>>

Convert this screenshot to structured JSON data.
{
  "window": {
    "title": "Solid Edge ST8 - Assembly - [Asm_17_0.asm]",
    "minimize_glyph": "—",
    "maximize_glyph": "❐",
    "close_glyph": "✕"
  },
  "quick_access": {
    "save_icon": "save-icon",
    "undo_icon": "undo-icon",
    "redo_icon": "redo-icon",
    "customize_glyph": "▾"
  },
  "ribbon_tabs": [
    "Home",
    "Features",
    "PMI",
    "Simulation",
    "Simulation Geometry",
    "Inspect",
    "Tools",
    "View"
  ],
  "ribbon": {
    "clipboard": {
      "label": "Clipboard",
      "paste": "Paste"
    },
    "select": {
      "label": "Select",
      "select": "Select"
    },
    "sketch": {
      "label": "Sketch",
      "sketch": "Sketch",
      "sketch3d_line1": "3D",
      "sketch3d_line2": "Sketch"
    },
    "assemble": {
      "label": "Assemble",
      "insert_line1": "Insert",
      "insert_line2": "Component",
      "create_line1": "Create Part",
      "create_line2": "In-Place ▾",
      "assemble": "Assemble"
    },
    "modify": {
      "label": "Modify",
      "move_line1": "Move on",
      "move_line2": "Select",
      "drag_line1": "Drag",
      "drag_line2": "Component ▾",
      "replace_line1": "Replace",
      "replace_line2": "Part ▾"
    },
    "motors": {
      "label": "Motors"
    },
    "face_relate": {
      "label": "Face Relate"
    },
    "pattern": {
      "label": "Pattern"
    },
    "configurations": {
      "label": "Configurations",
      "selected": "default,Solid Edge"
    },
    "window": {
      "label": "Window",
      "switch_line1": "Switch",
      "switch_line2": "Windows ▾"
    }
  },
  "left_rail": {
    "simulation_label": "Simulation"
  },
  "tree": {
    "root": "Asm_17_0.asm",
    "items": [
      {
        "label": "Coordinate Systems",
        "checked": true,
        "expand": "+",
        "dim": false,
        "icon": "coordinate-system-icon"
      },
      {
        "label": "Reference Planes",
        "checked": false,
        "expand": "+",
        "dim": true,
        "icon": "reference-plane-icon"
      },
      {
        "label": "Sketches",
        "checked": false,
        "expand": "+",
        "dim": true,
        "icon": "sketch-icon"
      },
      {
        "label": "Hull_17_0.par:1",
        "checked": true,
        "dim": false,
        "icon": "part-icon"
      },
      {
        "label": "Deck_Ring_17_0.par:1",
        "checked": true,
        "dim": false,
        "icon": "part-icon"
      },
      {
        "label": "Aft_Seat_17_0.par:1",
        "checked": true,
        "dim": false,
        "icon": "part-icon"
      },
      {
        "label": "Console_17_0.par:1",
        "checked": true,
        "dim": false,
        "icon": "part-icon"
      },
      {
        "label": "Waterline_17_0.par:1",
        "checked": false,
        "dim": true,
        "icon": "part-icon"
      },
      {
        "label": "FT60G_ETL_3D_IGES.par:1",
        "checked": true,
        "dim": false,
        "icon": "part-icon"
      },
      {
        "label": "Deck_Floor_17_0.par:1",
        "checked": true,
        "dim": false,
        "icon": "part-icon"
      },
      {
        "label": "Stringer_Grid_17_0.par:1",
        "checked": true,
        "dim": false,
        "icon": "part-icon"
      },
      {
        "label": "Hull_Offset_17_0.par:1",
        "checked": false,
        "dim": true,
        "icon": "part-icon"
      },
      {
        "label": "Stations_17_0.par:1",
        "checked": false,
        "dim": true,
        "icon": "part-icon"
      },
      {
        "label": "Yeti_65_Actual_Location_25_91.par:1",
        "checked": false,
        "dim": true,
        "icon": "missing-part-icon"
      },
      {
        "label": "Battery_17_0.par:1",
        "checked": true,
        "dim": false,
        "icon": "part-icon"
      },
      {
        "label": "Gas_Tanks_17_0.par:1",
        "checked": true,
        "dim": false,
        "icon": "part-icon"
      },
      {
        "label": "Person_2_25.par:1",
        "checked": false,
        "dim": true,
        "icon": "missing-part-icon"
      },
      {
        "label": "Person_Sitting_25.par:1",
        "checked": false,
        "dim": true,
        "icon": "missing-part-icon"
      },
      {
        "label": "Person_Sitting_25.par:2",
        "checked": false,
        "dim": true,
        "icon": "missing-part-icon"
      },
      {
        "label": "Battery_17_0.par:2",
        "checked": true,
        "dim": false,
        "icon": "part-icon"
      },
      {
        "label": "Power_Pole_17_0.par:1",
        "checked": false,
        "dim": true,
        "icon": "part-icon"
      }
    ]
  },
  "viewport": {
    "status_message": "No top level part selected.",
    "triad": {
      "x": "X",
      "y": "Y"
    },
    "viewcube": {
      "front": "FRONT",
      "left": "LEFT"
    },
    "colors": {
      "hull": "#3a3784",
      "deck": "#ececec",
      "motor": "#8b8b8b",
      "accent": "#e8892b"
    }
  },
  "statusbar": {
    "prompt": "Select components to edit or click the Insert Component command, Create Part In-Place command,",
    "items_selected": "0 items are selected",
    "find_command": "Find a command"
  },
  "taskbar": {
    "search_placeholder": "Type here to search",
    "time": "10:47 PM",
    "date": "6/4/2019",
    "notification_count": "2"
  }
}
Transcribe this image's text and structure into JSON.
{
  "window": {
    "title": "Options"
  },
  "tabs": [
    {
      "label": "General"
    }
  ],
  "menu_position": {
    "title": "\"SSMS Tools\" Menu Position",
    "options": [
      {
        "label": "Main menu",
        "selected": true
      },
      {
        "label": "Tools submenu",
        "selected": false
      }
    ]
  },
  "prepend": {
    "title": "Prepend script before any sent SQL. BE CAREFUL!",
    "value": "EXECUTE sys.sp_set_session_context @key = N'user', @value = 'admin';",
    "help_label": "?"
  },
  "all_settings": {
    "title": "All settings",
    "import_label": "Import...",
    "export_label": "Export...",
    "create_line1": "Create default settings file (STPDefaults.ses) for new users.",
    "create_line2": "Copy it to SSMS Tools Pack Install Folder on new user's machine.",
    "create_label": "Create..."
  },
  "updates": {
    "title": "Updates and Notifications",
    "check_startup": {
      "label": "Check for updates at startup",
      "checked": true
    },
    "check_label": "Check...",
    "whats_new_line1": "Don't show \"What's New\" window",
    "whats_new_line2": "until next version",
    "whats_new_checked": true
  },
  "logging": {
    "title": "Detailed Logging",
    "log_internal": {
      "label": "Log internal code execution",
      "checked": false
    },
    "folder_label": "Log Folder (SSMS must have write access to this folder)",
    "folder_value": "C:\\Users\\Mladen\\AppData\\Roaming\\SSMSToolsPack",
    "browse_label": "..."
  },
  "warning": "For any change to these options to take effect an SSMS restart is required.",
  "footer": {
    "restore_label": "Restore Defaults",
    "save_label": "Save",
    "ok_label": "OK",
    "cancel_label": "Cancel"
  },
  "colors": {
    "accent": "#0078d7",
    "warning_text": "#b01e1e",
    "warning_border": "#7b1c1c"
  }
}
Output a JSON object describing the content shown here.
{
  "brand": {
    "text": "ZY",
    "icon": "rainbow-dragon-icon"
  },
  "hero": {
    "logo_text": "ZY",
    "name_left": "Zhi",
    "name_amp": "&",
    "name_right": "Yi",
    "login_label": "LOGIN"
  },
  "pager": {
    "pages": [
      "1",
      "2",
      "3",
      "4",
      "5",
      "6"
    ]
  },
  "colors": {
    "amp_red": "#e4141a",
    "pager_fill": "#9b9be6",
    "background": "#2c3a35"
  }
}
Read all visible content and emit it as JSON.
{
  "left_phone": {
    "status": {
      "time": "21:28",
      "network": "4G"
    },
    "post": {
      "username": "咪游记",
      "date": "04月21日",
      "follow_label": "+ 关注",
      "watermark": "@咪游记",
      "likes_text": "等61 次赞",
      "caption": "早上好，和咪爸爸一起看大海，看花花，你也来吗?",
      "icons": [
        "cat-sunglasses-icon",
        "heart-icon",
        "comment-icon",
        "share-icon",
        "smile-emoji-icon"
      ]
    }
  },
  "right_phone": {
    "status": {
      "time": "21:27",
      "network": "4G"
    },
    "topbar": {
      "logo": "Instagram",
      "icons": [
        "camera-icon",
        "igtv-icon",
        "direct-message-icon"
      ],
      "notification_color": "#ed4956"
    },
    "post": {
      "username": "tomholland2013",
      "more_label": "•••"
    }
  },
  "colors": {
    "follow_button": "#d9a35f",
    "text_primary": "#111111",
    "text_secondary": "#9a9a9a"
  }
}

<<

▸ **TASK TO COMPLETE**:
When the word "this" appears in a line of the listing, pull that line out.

▸ **YOUR RESPONSE**:
Convert this screenshot to structured JSON data.
Transcribe this image's text and structure into JSON.
    "folder_label": "Log Folder (SSMS must have write access to this folder)",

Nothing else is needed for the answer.